==== INPUT MATERIAL ====

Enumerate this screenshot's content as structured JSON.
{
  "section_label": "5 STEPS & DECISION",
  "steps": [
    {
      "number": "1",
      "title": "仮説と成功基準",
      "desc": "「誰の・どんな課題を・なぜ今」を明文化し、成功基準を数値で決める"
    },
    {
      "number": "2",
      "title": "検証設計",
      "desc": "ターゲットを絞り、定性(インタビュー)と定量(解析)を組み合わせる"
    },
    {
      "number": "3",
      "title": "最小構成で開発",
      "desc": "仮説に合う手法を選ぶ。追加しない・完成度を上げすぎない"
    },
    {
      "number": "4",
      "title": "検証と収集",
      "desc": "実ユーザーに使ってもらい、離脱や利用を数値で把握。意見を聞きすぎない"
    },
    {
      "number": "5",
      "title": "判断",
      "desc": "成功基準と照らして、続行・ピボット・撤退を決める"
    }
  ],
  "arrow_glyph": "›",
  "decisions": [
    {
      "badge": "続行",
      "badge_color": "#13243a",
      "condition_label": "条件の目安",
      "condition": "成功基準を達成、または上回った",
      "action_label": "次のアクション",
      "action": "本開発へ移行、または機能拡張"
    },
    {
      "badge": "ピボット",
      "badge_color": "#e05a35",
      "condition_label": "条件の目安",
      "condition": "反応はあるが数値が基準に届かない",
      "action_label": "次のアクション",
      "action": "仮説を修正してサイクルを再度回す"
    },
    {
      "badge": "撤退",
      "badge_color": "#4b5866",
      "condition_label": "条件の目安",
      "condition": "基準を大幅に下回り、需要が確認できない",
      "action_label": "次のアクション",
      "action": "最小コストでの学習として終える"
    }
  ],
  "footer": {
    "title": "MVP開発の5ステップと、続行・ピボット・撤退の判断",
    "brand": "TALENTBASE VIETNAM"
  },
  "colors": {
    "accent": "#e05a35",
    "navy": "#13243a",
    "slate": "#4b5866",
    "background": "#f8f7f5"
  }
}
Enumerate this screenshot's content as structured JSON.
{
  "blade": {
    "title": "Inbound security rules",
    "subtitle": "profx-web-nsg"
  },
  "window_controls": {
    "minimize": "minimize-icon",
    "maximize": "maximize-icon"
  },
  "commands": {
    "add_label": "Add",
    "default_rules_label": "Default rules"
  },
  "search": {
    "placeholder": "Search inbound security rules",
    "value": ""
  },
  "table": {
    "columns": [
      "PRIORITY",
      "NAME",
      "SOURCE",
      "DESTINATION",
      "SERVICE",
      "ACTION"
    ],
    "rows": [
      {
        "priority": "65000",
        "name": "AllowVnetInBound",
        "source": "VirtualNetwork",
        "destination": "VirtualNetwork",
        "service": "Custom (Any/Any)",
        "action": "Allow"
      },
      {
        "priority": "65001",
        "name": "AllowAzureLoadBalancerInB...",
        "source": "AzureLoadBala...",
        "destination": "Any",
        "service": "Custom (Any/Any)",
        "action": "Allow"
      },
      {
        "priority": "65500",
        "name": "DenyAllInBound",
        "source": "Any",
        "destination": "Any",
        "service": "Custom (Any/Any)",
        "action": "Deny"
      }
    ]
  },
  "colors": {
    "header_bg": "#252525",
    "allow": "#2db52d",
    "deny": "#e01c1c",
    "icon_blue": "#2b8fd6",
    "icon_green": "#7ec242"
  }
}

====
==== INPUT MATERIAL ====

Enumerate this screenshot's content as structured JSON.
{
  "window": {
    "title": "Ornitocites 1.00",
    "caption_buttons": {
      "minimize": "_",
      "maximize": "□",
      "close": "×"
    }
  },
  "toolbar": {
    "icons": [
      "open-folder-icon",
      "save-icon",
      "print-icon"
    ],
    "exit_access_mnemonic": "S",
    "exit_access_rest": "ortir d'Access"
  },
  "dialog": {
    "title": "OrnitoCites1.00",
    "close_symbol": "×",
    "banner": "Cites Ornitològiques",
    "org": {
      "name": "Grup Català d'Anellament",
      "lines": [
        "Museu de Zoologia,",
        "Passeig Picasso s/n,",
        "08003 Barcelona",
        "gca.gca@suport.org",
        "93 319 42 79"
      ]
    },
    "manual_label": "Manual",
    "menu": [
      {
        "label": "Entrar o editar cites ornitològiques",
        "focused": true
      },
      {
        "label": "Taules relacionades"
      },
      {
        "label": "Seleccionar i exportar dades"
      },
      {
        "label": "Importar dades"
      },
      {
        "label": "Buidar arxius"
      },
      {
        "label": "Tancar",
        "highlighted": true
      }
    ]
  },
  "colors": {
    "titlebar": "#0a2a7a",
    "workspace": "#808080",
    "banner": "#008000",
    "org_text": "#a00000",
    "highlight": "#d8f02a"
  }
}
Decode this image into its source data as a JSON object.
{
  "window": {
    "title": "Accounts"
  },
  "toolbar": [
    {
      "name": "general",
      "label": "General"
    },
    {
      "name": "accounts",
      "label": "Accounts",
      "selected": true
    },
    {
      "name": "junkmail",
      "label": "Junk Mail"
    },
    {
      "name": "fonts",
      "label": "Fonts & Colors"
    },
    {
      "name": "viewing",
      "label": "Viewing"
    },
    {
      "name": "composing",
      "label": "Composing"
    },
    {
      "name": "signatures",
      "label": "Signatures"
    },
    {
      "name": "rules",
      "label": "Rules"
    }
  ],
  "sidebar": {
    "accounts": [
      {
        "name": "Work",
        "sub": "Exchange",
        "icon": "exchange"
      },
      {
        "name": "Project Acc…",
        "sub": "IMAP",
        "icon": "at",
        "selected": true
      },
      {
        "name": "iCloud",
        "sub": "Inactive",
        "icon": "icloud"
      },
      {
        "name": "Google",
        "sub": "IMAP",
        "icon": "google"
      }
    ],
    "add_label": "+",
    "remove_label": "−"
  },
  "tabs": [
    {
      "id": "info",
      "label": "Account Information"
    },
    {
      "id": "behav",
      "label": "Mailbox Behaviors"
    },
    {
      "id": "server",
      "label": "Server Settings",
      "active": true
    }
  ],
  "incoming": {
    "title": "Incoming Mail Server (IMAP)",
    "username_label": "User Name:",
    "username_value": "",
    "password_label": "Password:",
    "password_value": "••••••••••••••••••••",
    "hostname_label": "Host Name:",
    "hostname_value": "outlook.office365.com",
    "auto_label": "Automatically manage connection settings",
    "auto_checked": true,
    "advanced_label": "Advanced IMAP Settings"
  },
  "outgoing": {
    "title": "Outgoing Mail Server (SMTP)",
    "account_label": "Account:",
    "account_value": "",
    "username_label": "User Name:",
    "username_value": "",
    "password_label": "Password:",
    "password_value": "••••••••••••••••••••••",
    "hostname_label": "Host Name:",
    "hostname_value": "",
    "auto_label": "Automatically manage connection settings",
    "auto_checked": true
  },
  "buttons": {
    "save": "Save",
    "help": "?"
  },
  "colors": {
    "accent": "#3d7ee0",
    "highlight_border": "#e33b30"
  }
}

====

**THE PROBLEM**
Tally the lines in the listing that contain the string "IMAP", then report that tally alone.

**EXERCISE ANSWER**
4